**Information supplied:**
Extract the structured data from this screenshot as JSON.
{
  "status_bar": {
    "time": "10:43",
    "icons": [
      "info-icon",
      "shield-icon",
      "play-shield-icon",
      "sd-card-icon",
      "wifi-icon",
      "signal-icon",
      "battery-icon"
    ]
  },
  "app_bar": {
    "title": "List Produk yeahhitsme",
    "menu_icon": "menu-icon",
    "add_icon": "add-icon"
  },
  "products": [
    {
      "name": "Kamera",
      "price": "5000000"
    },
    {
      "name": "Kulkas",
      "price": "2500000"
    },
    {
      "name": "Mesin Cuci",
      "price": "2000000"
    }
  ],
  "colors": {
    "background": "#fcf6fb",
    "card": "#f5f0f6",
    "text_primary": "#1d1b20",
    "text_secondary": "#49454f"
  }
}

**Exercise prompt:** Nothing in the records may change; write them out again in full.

**Result for this task:**
Extract the structured data from this screenshot as JSON.
{
  "status_bar": {
    "time": "10:43",
    "icons": [
      "info-icon",
      "shield-icon",
      "play-shield-icon",
      "sd-card-icon",
      "wifi-icon",
      "signal-icon",
      "battery-icon"
    ]
  },
  "app_bar": {
    "title": "List Produk yeahhitsme",
    "menu_icon": "menu-icon",
    "add_icon": "add-icon"
  },
  "products": [
    {
      "name": "Kamera",
      "price": "5000000"
    },
    {
      "name": "Kulkas",
      "price": "2500000"
    },
    {
      "name": "Mesin Cuci",
      "price": "2000000"
    }
  ],
  "colors": {
    "background": "#fcf6fb",
    "card": "#f5f0f6",
    "text_primary": "#1d1b20",
    "text_secondary": "#49454f"
  }
}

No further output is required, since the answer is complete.